You're going grey.
It happens to us all, unless you go bald!
Go for a + noun
This is a nice informal structure that is useful to learn. It's a common phrase to use for informal invitations and can also be used to describe something that you are going to do. Take a look at these examples from the podcast:
What about going for a meal this weekend?
I should probably go for a run or something.
Phrasal Verbs with go
Go is often found in phrasal verbs such as go away, go down and go up. The best way to learn phrasal verbs is in context. Here are some examples from the podcast:
The price of butter has gone up again.
Prices never go down, do they?
In the activity below, take a look at some sentences that use phrases with go and try to write the missing words.
10 phrases with 'go'
Go is a very common word and there are hundreds of collocations and phrases that use it. We've looked at lots of phrases with go in this podcast. Here are ten more that we used in this podcast. Your task is to listen again (or use the transcript to help you) to find the phrases and use some of them in an example sentence or two in the comments section at the bottom of the page.
- How's it going?
- Go bald.
- There you go.
- Go for it!
- Go up.
- Yuck! That's gone off!
- Go through.
- Let's go!
- Here we go.
- How does it go again?
Do you know all of these phrases? When might you use or hear these phrases?
What do you think?
In this week’s podcast, Jack and Rich had problems describing the offside rule and they spoke about phrases with go.

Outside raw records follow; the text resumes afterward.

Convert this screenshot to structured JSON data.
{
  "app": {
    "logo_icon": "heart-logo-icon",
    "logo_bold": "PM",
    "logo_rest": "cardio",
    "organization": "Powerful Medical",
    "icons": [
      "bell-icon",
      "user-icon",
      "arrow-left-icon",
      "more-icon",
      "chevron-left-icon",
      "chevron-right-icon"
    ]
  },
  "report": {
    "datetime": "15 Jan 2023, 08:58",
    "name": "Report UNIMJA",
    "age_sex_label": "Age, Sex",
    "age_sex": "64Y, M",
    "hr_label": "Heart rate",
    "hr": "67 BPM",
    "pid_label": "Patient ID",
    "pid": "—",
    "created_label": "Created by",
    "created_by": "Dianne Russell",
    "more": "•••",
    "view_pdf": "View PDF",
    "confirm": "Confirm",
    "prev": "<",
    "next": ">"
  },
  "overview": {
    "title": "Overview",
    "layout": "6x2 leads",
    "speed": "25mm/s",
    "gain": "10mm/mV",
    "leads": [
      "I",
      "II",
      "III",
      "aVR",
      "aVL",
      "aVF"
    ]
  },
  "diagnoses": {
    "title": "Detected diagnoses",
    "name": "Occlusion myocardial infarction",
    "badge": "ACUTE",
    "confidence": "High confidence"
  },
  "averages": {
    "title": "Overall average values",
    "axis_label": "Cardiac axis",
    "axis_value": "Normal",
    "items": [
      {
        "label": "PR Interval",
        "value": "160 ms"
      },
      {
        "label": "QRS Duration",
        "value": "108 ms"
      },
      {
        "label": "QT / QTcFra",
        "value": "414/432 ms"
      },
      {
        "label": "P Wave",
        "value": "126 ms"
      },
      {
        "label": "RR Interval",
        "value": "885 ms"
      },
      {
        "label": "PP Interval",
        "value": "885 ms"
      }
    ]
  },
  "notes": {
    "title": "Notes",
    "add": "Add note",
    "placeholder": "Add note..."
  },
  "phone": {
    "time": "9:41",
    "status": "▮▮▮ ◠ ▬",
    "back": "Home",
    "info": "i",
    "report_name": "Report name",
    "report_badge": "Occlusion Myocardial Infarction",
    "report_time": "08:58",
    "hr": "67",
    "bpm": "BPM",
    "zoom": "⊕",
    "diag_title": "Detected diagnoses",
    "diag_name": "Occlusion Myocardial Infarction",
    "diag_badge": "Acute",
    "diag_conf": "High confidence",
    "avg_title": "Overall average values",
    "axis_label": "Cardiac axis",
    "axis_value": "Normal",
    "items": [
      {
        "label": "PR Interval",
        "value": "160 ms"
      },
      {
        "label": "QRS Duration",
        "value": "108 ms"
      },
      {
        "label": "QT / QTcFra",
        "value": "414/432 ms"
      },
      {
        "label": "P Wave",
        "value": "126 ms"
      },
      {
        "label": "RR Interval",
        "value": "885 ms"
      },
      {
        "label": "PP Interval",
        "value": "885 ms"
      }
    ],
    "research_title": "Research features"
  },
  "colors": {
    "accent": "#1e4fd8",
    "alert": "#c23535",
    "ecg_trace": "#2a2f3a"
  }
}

- What's the simplest way to describe the offside rule?
- How often do you go out at the weekends? Do you often go for a drink/meal with friends? Do you like going shopping/camping/sightseeing?
- You go to the match, a team goes up and it's great when two teams go for it. Can you think of any other football phrases with 'go'?
Look at the task above and try to use two or three of the phrases with go. Write your answers below.
Remember to write your guess at this week's football phrase, too!